Excerpts from an interface dataset:
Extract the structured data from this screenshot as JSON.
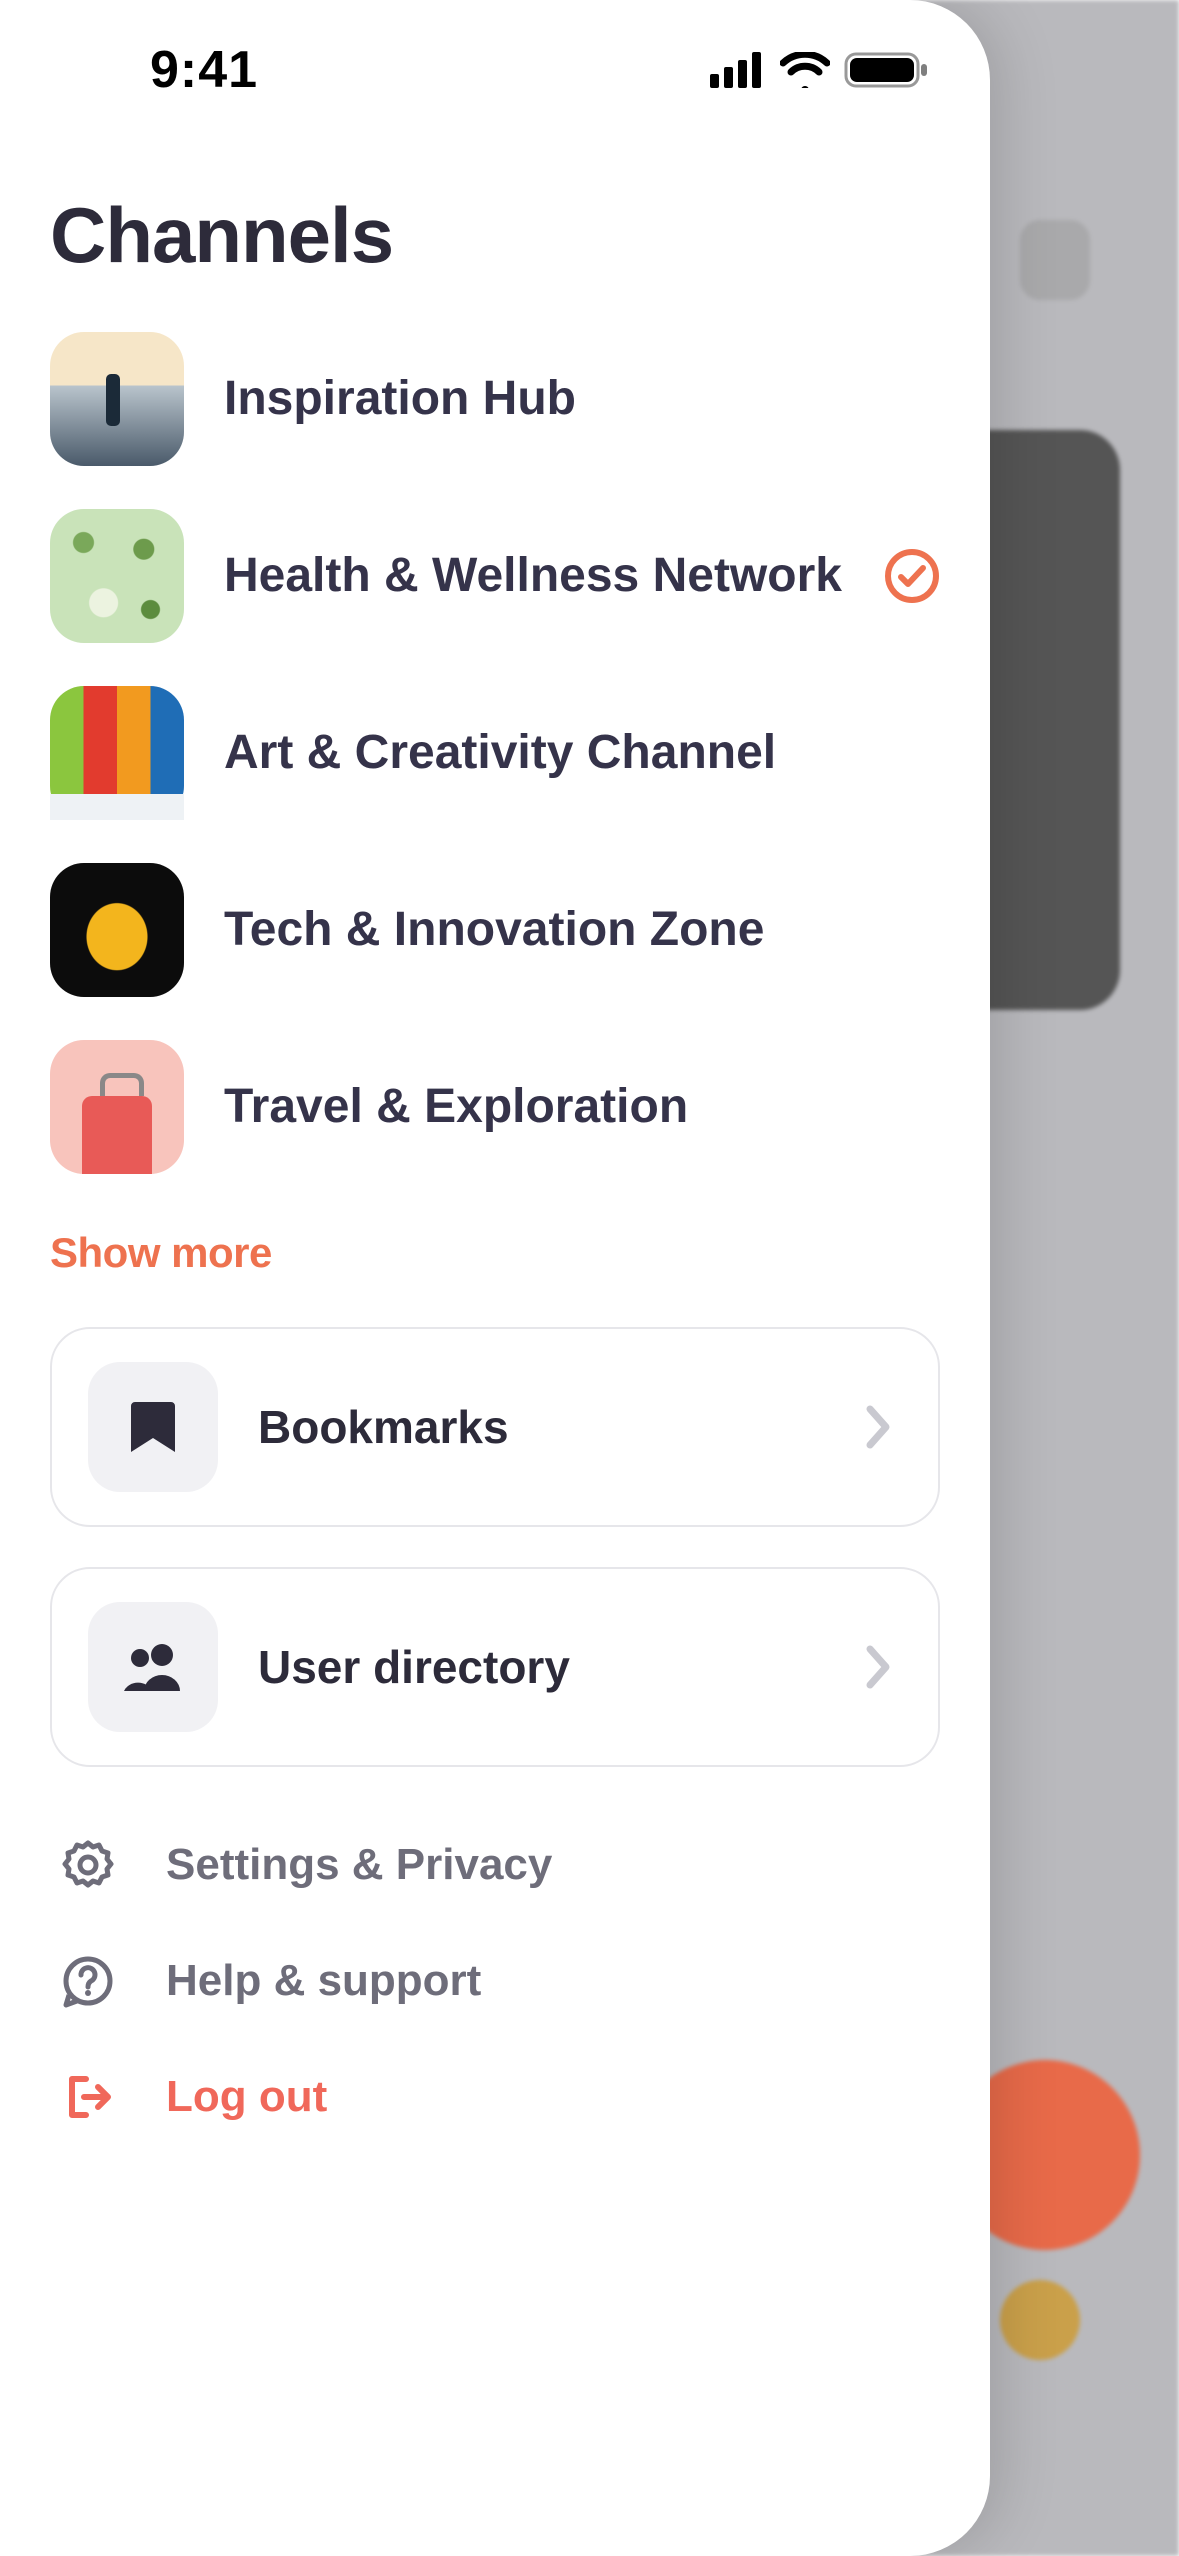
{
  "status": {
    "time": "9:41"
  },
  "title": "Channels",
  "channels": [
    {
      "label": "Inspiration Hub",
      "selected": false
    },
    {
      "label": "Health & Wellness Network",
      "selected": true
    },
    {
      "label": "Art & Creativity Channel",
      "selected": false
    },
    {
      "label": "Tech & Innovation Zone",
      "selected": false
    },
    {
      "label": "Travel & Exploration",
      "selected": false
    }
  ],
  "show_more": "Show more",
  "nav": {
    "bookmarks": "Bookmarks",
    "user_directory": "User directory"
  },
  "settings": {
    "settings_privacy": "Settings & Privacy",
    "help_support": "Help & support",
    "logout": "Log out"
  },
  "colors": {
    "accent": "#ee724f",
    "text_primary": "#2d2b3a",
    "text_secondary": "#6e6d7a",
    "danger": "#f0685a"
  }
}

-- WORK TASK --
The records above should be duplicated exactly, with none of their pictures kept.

-- ANSWER --
Extract the structured data from this screenshot as JSON.
{
  "status": {
    "time": "9:41"
  },
  "title": "Channels",
  "channels": [
    {
      "label": "Inspiration Hub",
      "selected": false
    },
    {
      "label": "Health & Wellness Network",
      "selected": true
    },
    {
      "label": "Art & Creativity Channel",
      "selected": false
    },
    {
      "label": "Tech & Innovation Zone",
      "selected": false
    },
    {
      "label": "Travel & Exploration",
      "selected": false
    }
  ],
  "show_more": "Show more",
  "nav": {
    "bookmarks": "Bookmarks",
    "user_directory": "User directory"
  },
  "settings": {
    "settings_privacy": "Settings & Privacy",
    "help_support": "Help & support",
    "logout": "Log out"
  },
  "colors": {
    "accent": "#ee724f",
    "text_primary": "#2d2b3a",
    "text_secondary": "#6e6d7a",
    "danger": "#f0685a"
  }
}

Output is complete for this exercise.